## Work to be completed
Tell how many lines in the records contain the word "files"; the number alone is the answer.

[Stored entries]
__________________________________________________
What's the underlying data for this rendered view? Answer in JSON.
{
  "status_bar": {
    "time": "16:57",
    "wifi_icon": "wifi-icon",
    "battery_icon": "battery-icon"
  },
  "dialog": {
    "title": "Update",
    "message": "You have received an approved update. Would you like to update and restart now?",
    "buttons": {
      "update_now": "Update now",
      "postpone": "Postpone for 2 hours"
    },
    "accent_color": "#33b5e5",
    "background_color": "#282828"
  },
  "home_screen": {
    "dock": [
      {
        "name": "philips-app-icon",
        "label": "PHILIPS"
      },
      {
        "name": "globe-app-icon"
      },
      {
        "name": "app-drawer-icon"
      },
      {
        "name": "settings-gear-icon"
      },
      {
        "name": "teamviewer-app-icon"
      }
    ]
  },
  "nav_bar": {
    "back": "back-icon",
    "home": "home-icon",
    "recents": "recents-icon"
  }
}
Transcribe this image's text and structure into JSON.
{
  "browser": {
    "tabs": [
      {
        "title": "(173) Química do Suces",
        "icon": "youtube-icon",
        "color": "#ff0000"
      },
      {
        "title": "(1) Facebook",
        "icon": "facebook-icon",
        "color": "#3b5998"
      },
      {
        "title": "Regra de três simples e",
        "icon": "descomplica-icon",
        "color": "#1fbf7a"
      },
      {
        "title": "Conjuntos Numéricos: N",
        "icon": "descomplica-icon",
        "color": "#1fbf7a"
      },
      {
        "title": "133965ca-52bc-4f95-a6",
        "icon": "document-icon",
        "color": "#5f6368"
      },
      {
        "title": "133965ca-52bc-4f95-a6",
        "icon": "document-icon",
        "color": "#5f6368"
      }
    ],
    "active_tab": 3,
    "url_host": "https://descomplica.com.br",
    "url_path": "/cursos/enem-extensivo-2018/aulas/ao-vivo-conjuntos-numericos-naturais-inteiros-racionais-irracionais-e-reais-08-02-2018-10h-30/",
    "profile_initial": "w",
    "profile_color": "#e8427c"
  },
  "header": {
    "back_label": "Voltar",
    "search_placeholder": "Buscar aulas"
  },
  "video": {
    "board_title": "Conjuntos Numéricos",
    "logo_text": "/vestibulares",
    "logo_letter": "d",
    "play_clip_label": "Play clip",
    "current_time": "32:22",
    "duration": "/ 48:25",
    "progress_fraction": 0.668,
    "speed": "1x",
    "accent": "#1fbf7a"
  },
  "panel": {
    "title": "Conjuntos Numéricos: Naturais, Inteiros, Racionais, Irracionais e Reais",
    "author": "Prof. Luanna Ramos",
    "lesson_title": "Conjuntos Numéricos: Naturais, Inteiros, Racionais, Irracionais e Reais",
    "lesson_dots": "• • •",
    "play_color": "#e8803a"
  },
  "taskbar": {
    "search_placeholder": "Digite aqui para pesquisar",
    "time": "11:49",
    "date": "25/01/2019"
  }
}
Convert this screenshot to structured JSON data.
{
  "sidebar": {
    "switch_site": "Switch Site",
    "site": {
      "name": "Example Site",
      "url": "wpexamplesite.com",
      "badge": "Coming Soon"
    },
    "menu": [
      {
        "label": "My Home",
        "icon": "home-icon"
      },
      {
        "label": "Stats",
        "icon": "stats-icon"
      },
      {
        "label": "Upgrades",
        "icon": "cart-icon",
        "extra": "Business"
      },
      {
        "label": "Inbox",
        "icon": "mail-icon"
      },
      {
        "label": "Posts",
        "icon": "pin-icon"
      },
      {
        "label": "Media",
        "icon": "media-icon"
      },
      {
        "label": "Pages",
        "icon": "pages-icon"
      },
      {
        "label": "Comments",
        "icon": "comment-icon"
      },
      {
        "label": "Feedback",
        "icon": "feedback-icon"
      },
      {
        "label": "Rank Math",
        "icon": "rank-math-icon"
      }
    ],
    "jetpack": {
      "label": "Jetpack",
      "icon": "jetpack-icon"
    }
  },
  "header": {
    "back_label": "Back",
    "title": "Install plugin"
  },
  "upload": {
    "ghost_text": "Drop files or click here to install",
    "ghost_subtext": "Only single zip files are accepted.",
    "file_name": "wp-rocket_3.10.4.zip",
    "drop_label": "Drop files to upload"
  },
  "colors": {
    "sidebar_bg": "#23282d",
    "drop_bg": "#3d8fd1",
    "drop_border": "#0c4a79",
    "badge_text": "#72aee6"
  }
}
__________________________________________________
## Response to the exercise
3